The task.
Copy every entry below verbatim, except for images.

Dataset rows describing interfaces.
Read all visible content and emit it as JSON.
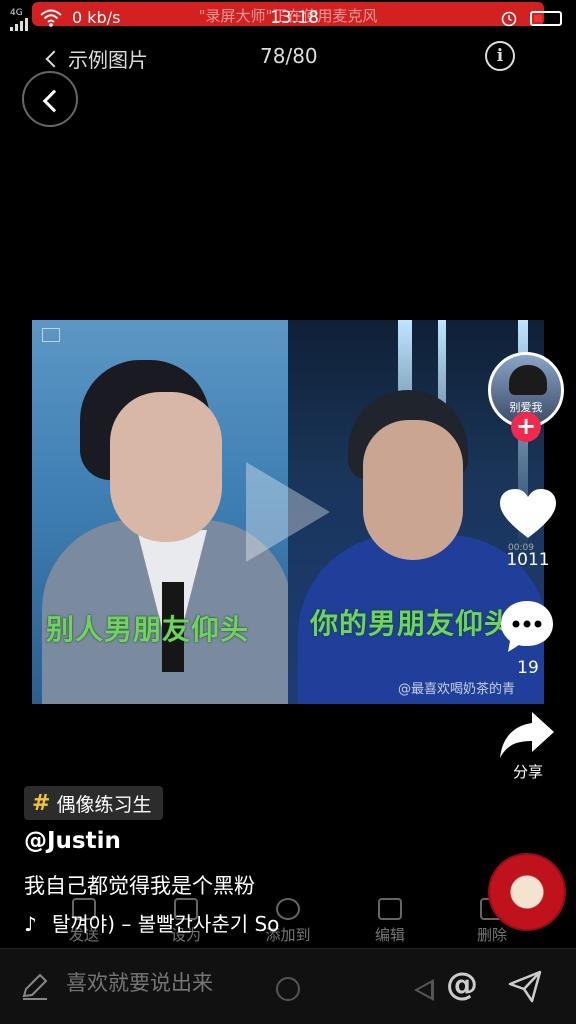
{
  "status_bar": {
    "signal": "4G",
    "speed": "0 kb/s",
    "time": "13:18",
    "recording_banner": "\"录屏大师\"正在使用麦克风"
  },
  "gallery": {
    "back_label": "示例图片",
    "counter": "78/80",
    "info_label": "i"
  },
  "video": {
    "subtitle_left": "别人男朋友仰头",
    "subtitle_right": "你的男朋友仰头",
    "watermark": "@最喜欢喝奶茶的青"
  },
  "rail": {
    "avatar_text": "别爱我",
    "likes": "1011",
    "time_stamp": "00:09",
    "comments": "19",
    "share_label": "分享"
  },
  "caption": {
    "hashtag": "偶像练习生",
    "author": "@Justin",
    "description": "我自己都觉得我是个黑粉",
    "music": "탈껴야) – 볼빨간사춘기  So"
  },
  "ghost_actions": [
    "发送",
    "设为",
    "添加到",
    "编辑",
    "删除"
  ],
  "bottom_bar": {
    "comment_placeholder": "喜欢就要说出来",
    "at_symbol": "@"
  },
  "colors": {
    "accent_red": "#f2294f",
    "recording_red": "#d32020",
    "hashtag_yellow": "#f5c431",
    "subtitle_green": "#6ed35f"
  }
}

Exercise solution.
Read all visible content and emit it as JSON.
{
  "status_bar": {
    "signal": "4G",
    "speed": "0 kb/s",
    "time": "13:18",
    "recording_banner": "\"录屏大师\"正在使用麦克风"
  },
  "gallery": {
    "back_label": "示例图片",
    "counter": "78/80",
    "info_label": "i"
  },
  "video": {
    "subtitle_left": "别人男朋友仰头",
    "subtitle_right": "你的男朋友仰头",
    "watermark": "@最喜欢喝奶茶的青"
  },
  "rail": {
    "avatar_text": "别爱我",
    "likes": "1011",
    "time_stamp": "00:09",
    "comments": "19",
    "share_label": "分享"
  },
  "caption": {
    "hashtag": "偶像练习生",
    "author": "@Justin",
    "description": "我自己都觉得我是个黑粉",
    "music": "탈껴야) – 볼빨간사춘기  So"
  },
  "ghost_actions": [
    "发送",
    "设为",
    "添加到",
    "编辑",
    "删除"
  ],
  "bottom_bar": {
    "comment_placeholder": "喜欢就要说出来",
    "at_symbol": "@"
  },
  "colors": {
    "accent_red": "#f2294f",
    "recording_red": "#d32020",
    "hashtag_yellow": "#f5c431",
    "subtitle_green": "#6ed35f"
  }
}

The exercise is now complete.